|Annual Stamp Duty is Wealth Tax on Foreign Investors|
It has been called the Millionaire's Budget due to a headline grabbing reduction in the top rate of income tax from 50% to 45% (from 6 April 2013). As widely predicted, however, it is not all good news for wealthy international clients, especially in relation to tax on UK properties.
Four changes (or consultations on changes) of particular relevance to international clients were announced:
• With immediate effect, Stamp Duty Land Tax on the purchase of residential properties worth more than £2 million rises from 5% to 7%.
• Also with immediate effect, the rate of SDLT is tripled to 15% where residential properties purchased for more than £2 million are acquired by a "non-natural person". "Non-natural persons" will include companies, collective investment schemes (including unit trusts) and partnerships in which a non-natural person is a partner. It is yet to be seen whether these will include offshore trusts. We will probably know by 29 March, when the Finance Bill will be published.
• There will be a consultation on the introduction of an annual charge from April 2013 on residential properties worth more than £2 million owned by non-natural persons. The proposed rate of tax is not yet known. This would have some features of the "mansion tax" which attracted much pre-Budget publicity.
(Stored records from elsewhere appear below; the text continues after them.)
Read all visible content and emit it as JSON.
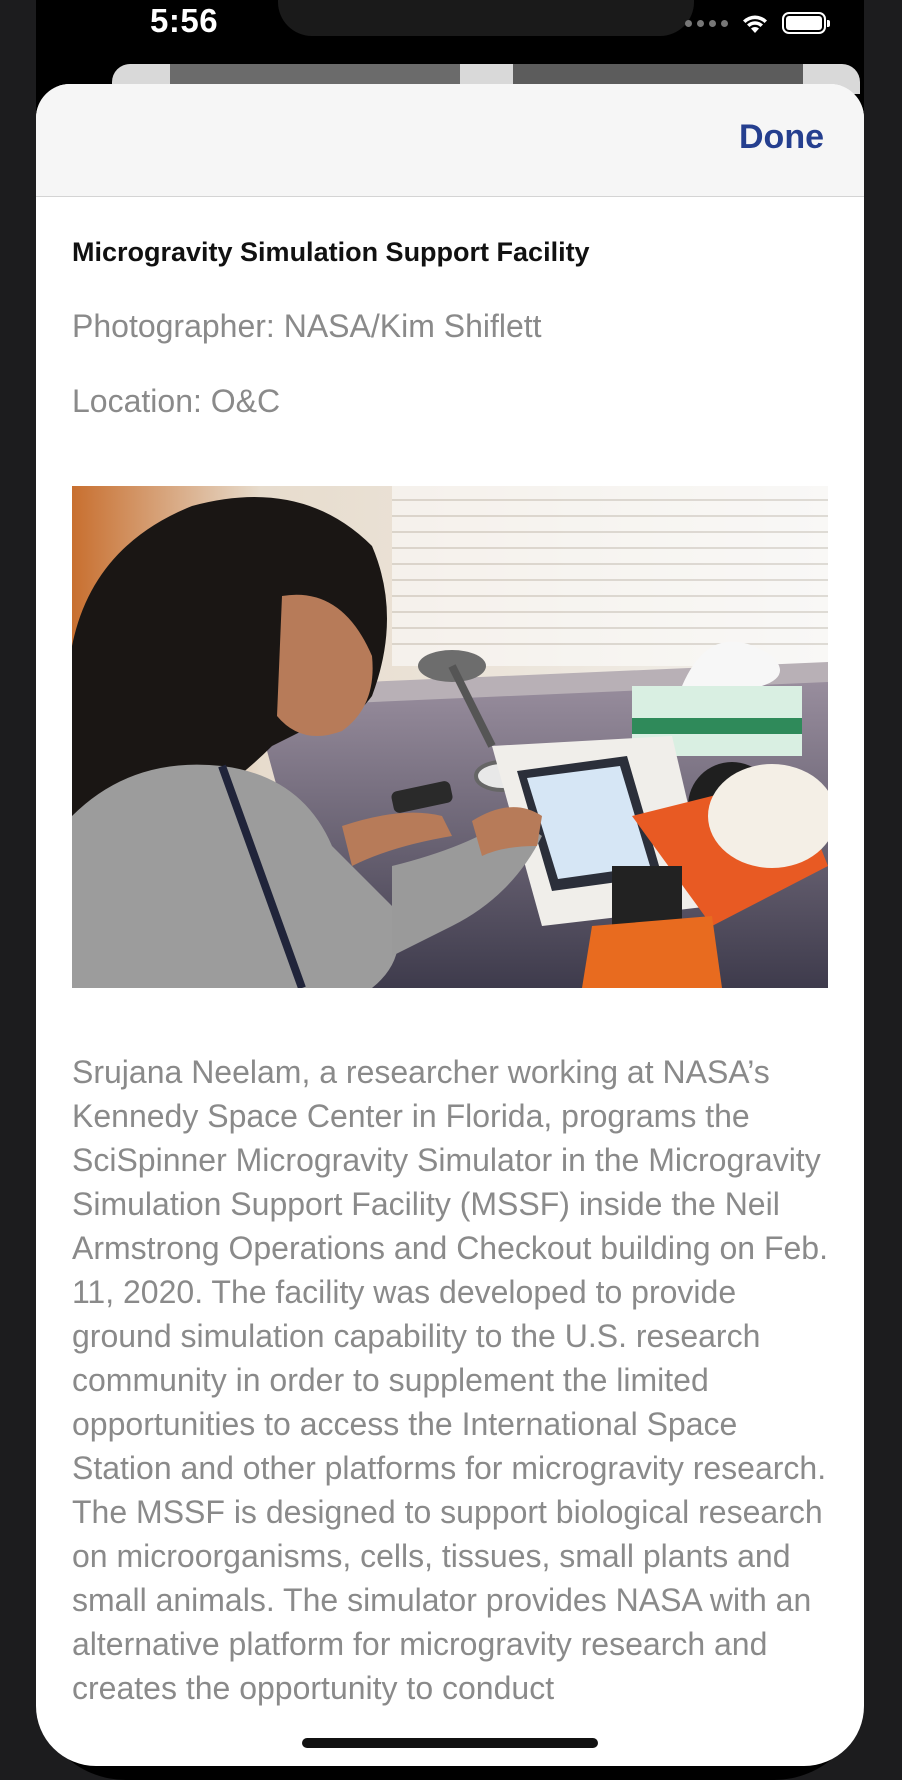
{
  "status_bar": {
    "time": "5:56"
  },
  "nav": {
    "done_label": "Done"
  },
  "detail": {
    "title": "Microgravity Simulation Support Facility",
    "photographer": "Photographer: NASA/Kim Shiflett",
    "location": "Location: O&C",
    "description": "Srujana Neelam, a researcher working at NASA’s Kennedy Space Center in Florida, programs the SciSpinner Microgravity Simulator in the Microgravity Simulation Support Facility (MSSF) inside the Neil Armstrong Operations and Checkout building on Feb. 11, 2020. The facility was developed to provide ground simulation capability to the U.S. research community in order to supplement the limited opportunities to access the International Space Station and other platforms for microgravity research. The MSSF is designed to support biological research on microorganisms, cells, tissues, small plants and small animals. The simulator provides NASA with an alternative platform for microgravity research and creates the opportunity to conduct"
  },
  "colors": {
    "accent": "#253f8f",
    "secondary_text": "#8a8a8a",
    "navbar_bg": "#f6f6f6"
  },
  "icons": [
    "signal-dots-icon",
    "wifi-icon",
    "battery-icon"
  ]
}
• The Government will also consult on the introduction, from April 2013, of capital gains tax on residential properties owned by non-natural persons. No further details of this charge have been given, but this could be a significant change in the UK tax implications of non-resident entities holding UK properties. It is not clear yet if it will include residential properties held as an investment.
It is less common these days for a residential property used as someone’s main home to be held by a company (because of the income tax charges that will arise if the occupier is treated as a shadow director of the company and the loss of the main residence CGT exemption). However, non-residents often hold UK property via an offshore company, so their position will need to be considered carefully.
The opinions expressed do not constitute investment advice and specialist advice should be sought about your specific circumstances.
Published on our website on April 10, 2012